 Leadership at every position? That’s developed as much in meeting rooms and team trips to the pool as it’s honed on the practice field and game days.

 Brian Peavy’s shown it. Kempt and Lima, too. David Montgomery, Willie Harvey, Hakeem Butler, Julian Good-Jones … the list is an exhaustive one.

 Does it ensure a successful season? Of course not. But it does provide a favorable platform from which to bound toward heightened goals after an 8-5 season that could have been even more of a breakthrough.

 So #WinInTheDark is now locked in and tightly-focused. Now it’s time to sharpen it further, and make sure it’s snug around all the edges.

 “Honestly, and wherever i read it or saw it, I don’t know, but that was my message, literally, in the locker room after that bowl game.
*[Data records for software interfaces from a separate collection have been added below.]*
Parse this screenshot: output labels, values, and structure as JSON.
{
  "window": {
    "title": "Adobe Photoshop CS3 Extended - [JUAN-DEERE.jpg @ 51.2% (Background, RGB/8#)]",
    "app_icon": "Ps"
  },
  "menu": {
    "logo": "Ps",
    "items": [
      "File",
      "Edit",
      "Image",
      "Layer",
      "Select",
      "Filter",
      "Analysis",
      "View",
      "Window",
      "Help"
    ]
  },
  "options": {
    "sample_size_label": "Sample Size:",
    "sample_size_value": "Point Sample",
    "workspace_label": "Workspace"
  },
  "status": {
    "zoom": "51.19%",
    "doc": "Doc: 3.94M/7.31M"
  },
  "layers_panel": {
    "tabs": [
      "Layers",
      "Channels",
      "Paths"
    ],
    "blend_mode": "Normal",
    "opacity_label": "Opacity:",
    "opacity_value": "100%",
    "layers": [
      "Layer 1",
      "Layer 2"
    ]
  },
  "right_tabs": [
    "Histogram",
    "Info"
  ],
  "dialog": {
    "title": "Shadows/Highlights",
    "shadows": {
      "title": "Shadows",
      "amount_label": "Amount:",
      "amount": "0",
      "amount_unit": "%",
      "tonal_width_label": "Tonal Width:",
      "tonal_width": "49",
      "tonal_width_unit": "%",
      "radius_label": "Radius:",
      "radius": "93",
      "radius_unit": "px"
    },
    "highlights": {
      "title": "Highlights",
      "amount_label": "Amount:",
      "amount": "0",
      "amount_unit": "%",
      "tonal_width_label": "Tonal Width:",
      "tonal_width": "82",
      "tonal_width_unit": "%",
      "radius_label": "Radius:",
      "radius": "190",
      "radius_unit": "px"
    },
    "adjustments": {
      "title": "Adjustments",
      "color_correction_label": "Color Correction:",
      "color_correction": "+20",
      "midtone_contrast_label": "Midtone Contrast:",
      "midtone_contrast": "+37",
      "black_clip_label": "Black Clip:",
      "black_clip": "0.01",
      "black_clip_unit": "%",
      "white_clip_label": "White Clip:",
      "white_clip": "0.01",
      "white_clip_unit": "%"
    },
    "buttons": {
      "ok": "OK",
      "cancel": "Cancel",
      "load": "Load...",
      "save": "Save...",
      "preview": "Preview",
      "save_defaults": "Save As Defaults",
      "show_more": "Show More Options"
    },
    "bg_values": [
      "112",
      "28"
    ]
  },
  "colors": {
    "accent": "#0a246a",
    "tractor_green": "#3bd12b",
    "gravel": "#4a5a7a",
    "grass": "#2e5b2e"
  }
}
Knowing that win or lose, expectations were going to rise in our football program — and that’s what we set out to do a year ago. But also knowing that, the downfall for us, can be all of a sudden we think we’re something we’re not, or we think we’re better than what we really are. And if you look at those games, there’s a lot of close football games. And to be honest with you, that’s how it’s going to live at Iowa State. That’s how it’s going to be. And we have to understand what allowed us to win some of those games and what really allowed us to fail in some of those games. Learn from it and then become the best version of us. So it was great to hit on that in an emotional moment after that game and it was also great to reaffirm that when those kids came back. They’ve taken to it and I appreciate it, because I really feel like that was our only chance, if we want to have the ability to take another positive step in our football program.”

Rob Gray

administrator

Rob, an Ames native, joined Cyclone Fanatic in August, 2014 after nearly a decade and a half of working at Iowa's two largest newspapers. He spent 10 years at the Des Moines Register and, after a brief stint in public relations, joined the Cedar Rapids Gazette as an Iowa State correspondent three years ago. Rob specializes in feature stories for CF.